• _WORK INSTRUCTIONS_: Taking the records line by line, how many lines contain the word "description"? Answer with the number only.

---------------

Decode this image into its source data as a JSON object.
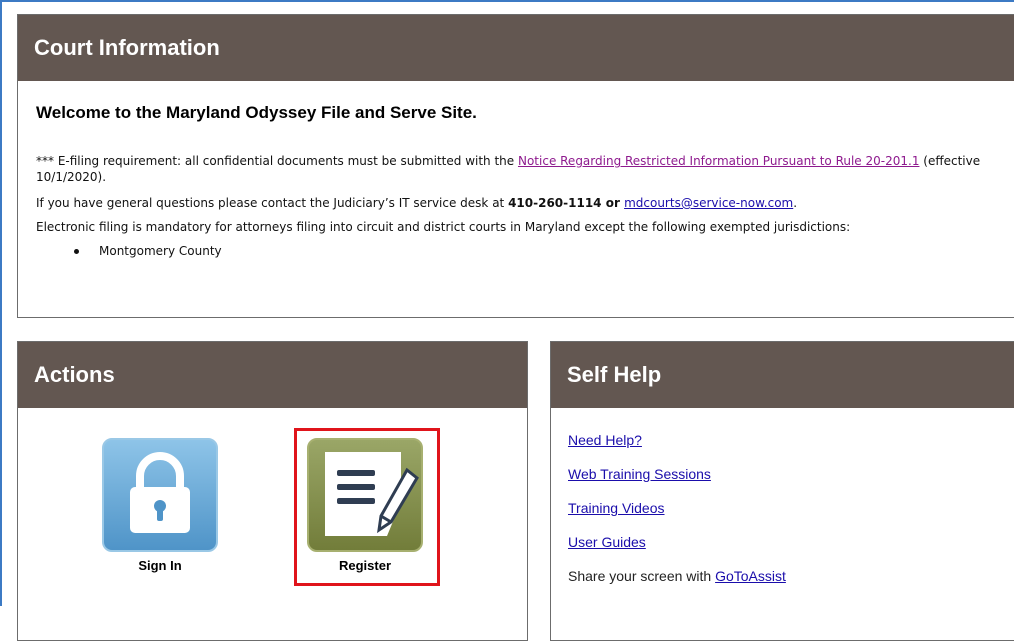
{
  "court": {
    "title": "Court Information",
    "welcome": "Welcome to the Maryland Odyssey File and Serve Site.",
    "efiling_prefix": "*** E-filing requirement: all confidential documents must be submitted with the ",
    "efiling_link": "Notice Regarding Restricted Information Pursuant to Rule 20-201.1",
    "efiling_suffix": " (effective 10/1/2020).",
    "questions_prefix": "If you have general questions please contact the Judiciary’s IT service desk at ",
    "questions_phone": "410-260-1114",
    "questions_mid": " or ",
    "questions_email": "mdcourts@service-now.com",
    "questions_suffix": ".",
    "mandatory": "Electronic filing is mandatory for attorneys filing into circuit and district courts in Maryland except the following exempted jurisdictions:",
    "exempt_items": [
      "Montgomery County"
    ]
  },
  "actions": {
    "title": "Actions",
    "signin_label": "Sign In",
    "register_label": "Register",
    "signin_icon": "lock-icon",
    "register_icon": "document-pen-icon"
  },
  "selfhelp": {
    "title": "Self Help",
    "links": [
      "Need Help?",
      "Web Training Sessions",
      "Training Videos",
      "User Guides"
    ],
    "share_prefix": "Share your screen with ",
    "share_link": "GoToAssist"
  },
  "colors": {
    "header_bg": "#635751",
    "signin_tile": "#5b9fd1",
    "register_tile": "#7f8a45",
    "highlight": "#e0141b",
    "link": "#1a0dab",
    "visited_link": "#8e1a8e"
  }
}
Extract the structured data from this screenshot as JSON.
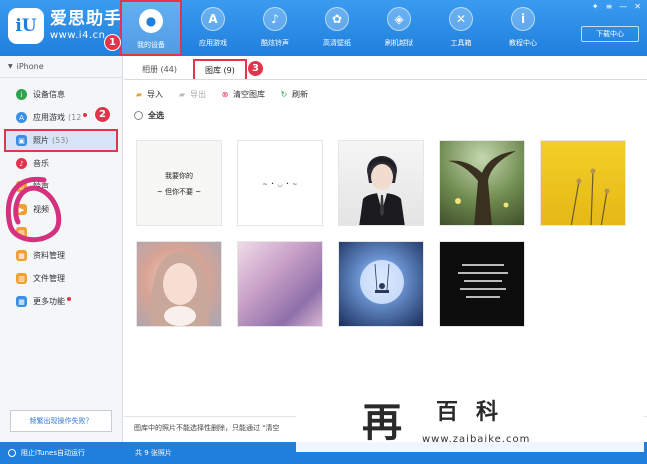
{
  "app": {
    "logo_glyph": "iU",
    "name": "爱思助手",
    "url": "www.i4.cn"
  },
  "nav": [
    {
      "label": "我的设备",
      "icon": "apple-icon",
      "glyph": "●"
    },
    {
      "label": "应用游戏",
      "icon": "appstore-icon",
      "glyph": "A"
    },
    {
      "label": "酷炫铃声",
      "icon": "bell-icon",
      "glyph": "♪"
    },
    {
      "label": "高清壁纸",
      "icon": "wallpaper-icon",
      "glyph": "✿"
    },
    {
      "label": "刷机越狱",
      "icon": "flash-box-icon",
      "glyph": "◈"
    },
    {
      "label": "工具箱",
      "icon": "tools-icon",
      "glyph": "✕"
    },
    {
      "label": "教程中心",
      "icon": "info-icon",
      "glyph": "i"
    }
  ],
  "window_controls": {
    "pin": "✦",
    "settings": "≡",
    "minimize": "—",
    "close": "✕"
  },
  "download_center": "下载中心",
  "callouts": {
    "one": "1",
    "two": "2",
    "three": "3"
  },
  "sidebar": {
    "device_name": "iPhone",
    "items": [
      {
        "label": "设备信息",
        "icon": "info-icon",
        "color": "#2ea44f",
        "glyph": "i",
        "count": ""
      },
      {
        "label": "应用游戏",
        "icon": "appstore-icon",
        "color": "#3a8ee6",
        "glyph": "A",
        "count": "(12"
      },
      {
        "label": "照片",
        "icon": "photo-icon",
        "color": "#3a8ee6",
        "glyph": "▣",
        "count": "(53)"
      },
      {
        "label": "音乐",
        "icon": "music-icon",
        "color": "#e3344c",
        "glyph": "♪",
        "count": ""
      },
      {
        "label": "铃声",
        "icon": "ringtone-icon",
        "color": "#f0a030",
        "glyph": "♫",
        "count": ""
      },
      {
        "label": "视频",
        "icon": "video-icon",
        "color": "#f0a030",
        "glyph": "▶",
        "count": ""
      },
      {
        "label": "",
        "icon": "book-icon",
        "color": "#f0a030",
        "glyph": "▤",
        "count": ""
      },
      {
        "label": "资料管理",
        "icon": "contacts-icon",
        "color": "#f0a030",
        "glyph": "▦",
        "count": ""
      },
      {
        "label": "文件管理",
        "icon": "file-icon",
        "color": "#f0a030",
        "glyph": "▥",
        "count": ""
      },
      {
        "label": "更多功能",
        "icon": "more-icon",
        "color": "#3a8ee6",
        "glyph": "▦",
        "count": ""
      }
    ],
    "feedback": "频繁出现操作失败？"
  },
  "tabs": [
    {
      "label": "相册 (44)"
    },
    {
      "label": "图库 (9)"
    }
  ],
  "toolbar": {
    "import": "导入",
    "export": "导出",
    "clear": "清空图库",
    "refresh": "刷新"
  },
  "select_all": "全选",
  "thumbs": [
    {
      "caption_top": "我要你的",
      "caption_bottom": "~ 但你不要 ~"
    },
    {
      "caption_top": "",
      "caption_bottom": "~ ・ ◡ ・ ~"
    },
    {
      "caption_top": "",
      "caption_bottom": ""
    },
    {
      "caption_top": "",
      "caption_bottom": ""
    },
    {
      "caption_top": "",
      "caption_bottom": ""
    },
    {
      "caption_top": "",
      "caption_bottom": ""
    },
    {
      "caption_top": "",
      "caption_bottom": ""
    },
    {
      "caption_top": "",
      "caption_bottom": ""
    },
    {
      "caption_top": "",
      "caption_bottom": ""
    }
  ],
  "notice": "图库中的照片不能选择性删除，只能通过 \"清空",
  "status": {
    "itunes": "阻止iTunes自动运行",
    "count": "共 9 张照片"
  },
  "watermark": {
    "big": "再",
    "mid": "百科",
    "url": "www.zaibaike.com"
  },
  "colors": {
    "brand": "#1f7fdc",
    "callout": "#e3344c",
    "sidebar_active": "#d6e6f8"
  }
}
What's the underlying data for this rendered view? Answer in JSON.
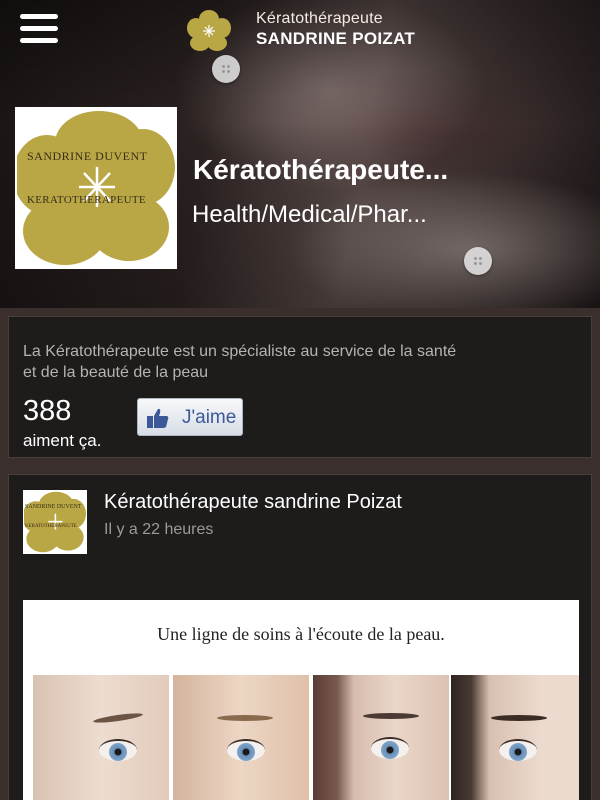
{
  "header": {
    "brand_title": "Kératothérapeute",
    "brand_name": "SANDRINE POIZAT",
    "logo_text_top": "SANDRINE DUVENT",
    "logo_text_bottom": "KERATOTHERAPEUTE"
  },
  "page": {
    "title": "Kératothérapeute...",
    "category": "Health/Medical/Phar..."
  },
  "about": {
    "description": "La Kératothérapeute est un spécialiste au service de la santé et de la beauté de la peau",
    "likes_count": "388",
    "likes_label": "aiment ça.",
    "like_button_label": "J'aime"
  },
  "post": {
    "author": "Kératothérapeute sandrine Poizat",
    "time": "Il y a 22 heures",
    "avatar_text_top": "SANDRINE DUVENT",
    "avatar_text_bottom": "KERATOTHERAPEUTE",
    "image_caption": "Une ligne de soins à l'écoute de la peau."
  },
  "colors": {
    "logo_gold": "#b9a645",
    "card_bg": "#1e1b1b",
    "facebook_blue": "#3b5998"
  },
  "icons": [
    "menu-icon",
    "flower-logo-icon",
    "more-options-icon",
    "thumbs-up-icon"
  ]
}
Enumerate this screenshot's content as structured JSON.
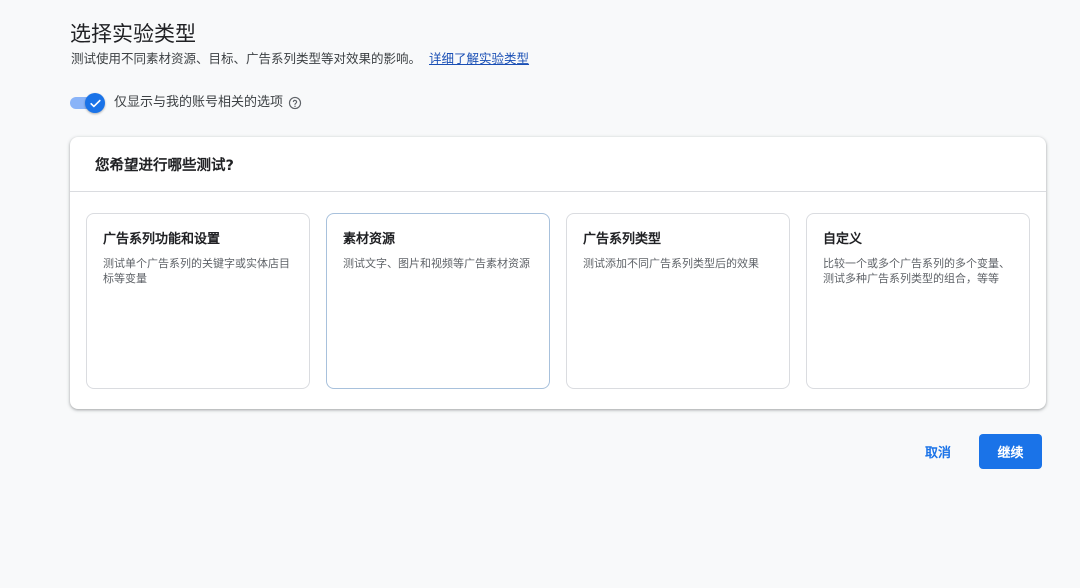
{
  "header": {
    "title": "选择实验类型",
    "subtitle": "测试使用不同素材资源、目标、广告系列类型等对效果的影响。",
    "learn_more": "详细了解实验类型"
  },
  "filter_toggle": {
    "label": "仅显示与我的账号相关的选项",
    "checked": true,
    "help_icon": "help-circle-icon"
  },
  "card": {
    "title": "您希望进行哪些测试?",
    "options": [
      {
        "title": "广告系列功能和设置",
        "description": "测试单个广告系列的关键字或实体店目标等变量"
      },
      {
        "title": "素材资源",
        "description": "测试文字、图片和视频等广告素材资源"
      },
      {
        "title": "广告系列类型",
        "description": "测试添加不同广告系列类型后的效果"
      },
      {
        "title": "自定义",
        "description": "比较一个或多个广告系列的多个变量、测试多种广告系列类型的组合，等等"
      }
    ]
  },
  "actions": {
    "cancel": "取消",
    "continue": "继续"
  },
  "colors": {
    "primary": "#1a73e8",
    "link": "#1a4fb5",
    "toggle_track": "#8ab4f8"
  }
}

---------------

• _RESULT OF THE EXERCISE_: 5